Source data below:

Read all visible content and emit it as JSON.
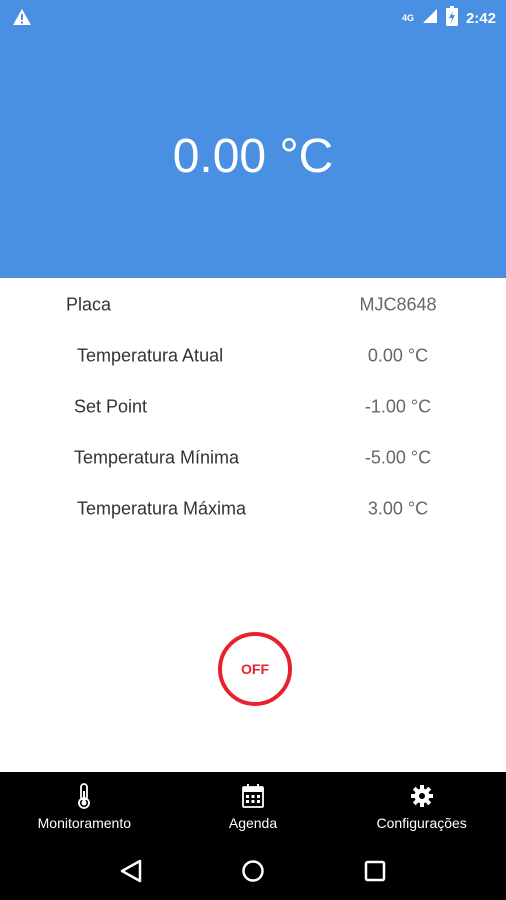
{
  "status_bar": {
    "network_label": "4G",
    "time": "2:42",
    "icons": [
      "warning-icon",
      "signal-icon",
      "battery-icon"
    ]
  },
  "header": {
    "current_temperature": "0.00 °C",
    "background_color": "#4a90e2"
  },
  "info_rows": [
    {
      "label": "Placa",
      "value": "MJC8648"
    },
    {
      "label": "Temperatura Atual",
      "value": "0.00 °C"
    },
    {
      "label": "Set Point",
      "value": "-1.00 °C"
    },
    {
      "label": "Temperatura Mínima",
      "value": "-5.00 °C"
    },
    {
      "label": "Temperatura Máxima",
      "value": "3.00 °C"
    }
  ],
  "power_button": {
    "label": "OFF",
    "color": "#e8212e"
  },
  "bottom_nav": {
    "items": [
      {
        "label": "Monitoramento",
        "icon": "thermometer-icon"
      },
      {
        "label": "Agenda",
        "icon": "calendar-icon"
      },
      {
        "label": "Configurações",
        "icon": "gear-icon"
      }
    ]
  },
  "system_nav": {
    "icons": [
      "back-icon",
      "home-icon",
      "recents-icon"
    ]
  }
}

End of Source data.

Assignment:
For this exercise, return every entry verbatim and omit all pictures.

Response to this exercise:
Read all visible content and emit it as JSON.
{
  "status_bar": {
    "network_label": "4G",
    "time": "2:42",
    "icons": [
      "warning-icon",
      "signal-icon",
      "battery-icon"
    ]
  },
  "header": {
    "current_temperature": "0.00 °C",
    "background_color": "#4a90e2"
  },
  "info_rows": [
    {
      "label": "Placa",
      "value": "MJC8648"
    },
    {
      "label": "Temperatura Atual",
      "value": "0.00 °C"
    },
    {
      "label": "Set Point",
      "value": "-1.00 °C"
    },
    {
      "label": "Temperatura Mínima",
      "value": "-5.00 °C"
    },
    {
      "label": "Temperatura Máxima",
      "value": "3.00 °C"
    }
  ],
  "power_button": {
    "label": "OFF",
    "color": "#e8212e"
  },
  "bottom_nav": {
    "items": [
      {
        "label": "Monitoramento",
        "icon": "thermometer-icon"
      },
      {
        "label": "Agenda",
        "icon": "calendar-icon"
      },
      {
        "label": "Configurações",
        "icon": "gear-icon"
      }
    ]
  },
  "system_nav": {
    "icons": [
      "back-icon",
      "home-icon",
      "recents-icon"
    ]
  }
}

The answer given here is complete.